The choice for countries like Latvia, whose currency-peg to the Euro is crippling their economy and which have borrowed heavily in Euros, is routinely presented as devaluation or deflation. Either they must allow their currency to float (down), making their exports more competitive and imports less competitive but at the cost of making their Euro debts more expensive, or wages and prices must be driven down if they wish to retain their currency peg. Are these genuine alternatives, and is either of them a solution?
What I am wondering, which no one who posits these alternatives seems to address, is: how will they pay their debts when wages and profits have been decimated? Or conversely, if they honour their debts (whose cost of finance will be a major component of overall costs, as will be taxation to pay for increasing welfare requirements from a shrinking tax-base), will cuts to wages and prices make much of a difference to their competitive position? And won't their government deficit get even worse in these circumstances, maintaining pressure on their currency? Already, no one wants to buy their government bonds.
Isn't the reality that we long ago passed the point at which Latvian default on external debts was inevitable, and all the efforts to prop them up is simply delaying the inevitable? Massive deficits, government borrowing and (when they arrive) defaults already put them in breach of the terms required to enter the Euro. And if they maintain the fiction of exchange-rate stability, they will have to join the Euro at a level that will cripple their economy for decades.

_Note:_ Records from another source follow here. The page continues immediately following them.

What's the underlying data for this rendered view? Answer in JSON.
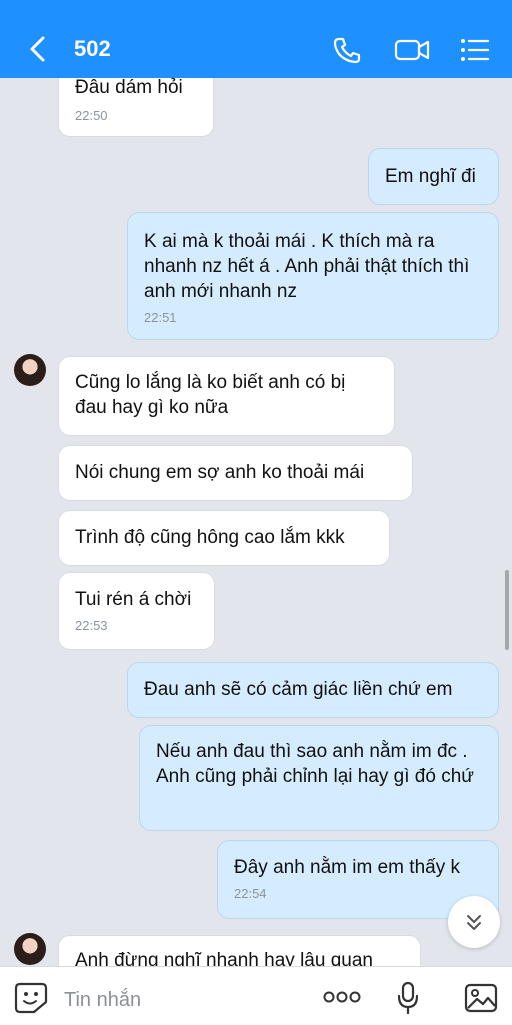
{
  "header": {
    "title": "502",
    "back_icon": "chevron-left-icon",
    "call_icon": "phone-icon",
    "video_icon": "video-icon",
    "menu_icon": "list-menu-icon",
    "accent": "#1e90ff"
  },
  "messages": [
    {
      "side": "in",
      "text": "Đâu dám hỏi",
      "time": "22:50"
    },
    {
      "side": "out",
      "text": "Em nghĩ đi"
    },
    {
      "side": "out",
      "text": "K ai mà k thoải mái . K thích mà ra nhanh nz hết á . Anh phải thật thích thì anh mới nhanh nz",
      "time": "22:51"
    },
    {
      "side": "in",
      "text": "Cũng lo lắng là ko biết anh có bị đau hay gì ko nữa"
    },
    {
      "side": "in",
      "text": "Nói chung em sợ anh ko thoải mái"
    },
    {
      "side": "in",
      "text": "Trình độ cũng hông cao lắm kkk"
    },
    {
      "side": "in",
      "text": "Tui rén á chời",
      "time": "22:53"
    },
    {
      "side": "out",
      "text": "Đau anh sẽ có cảm giác liền chứ em"
    },
    {
      "side": "out",
      "text": "Nếu anh đau thì sao anh nằm im đc . Anh cũng phải chỉnh lại hay gì đó chứ"
    },
    {
      "side": "out",
      "text": "Đây anh nằm im em thấy k",
      "time": "22:54"
    },
    {
      "side": "in",
      "text": "Anh đừng nghĩ nhanh hay lâu quan"
    }
  ],
  "input": {
    "placeholder": "Tin nhắn",
    "emoji_icon": "emoji-sticker-icon",
    "more_icon": "more-dots-icon",
    "mic_icon": "microphone-icon",
    "image_icon": "image-icon"
  },
  "scroll_down_icon": "double-chevron-down-icon"
}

Isn't it time to bow to the inevitable, allow their currency to revalue, and start the process again at a more realistic exchange rate, if they are so foolishly determined to join the Euro?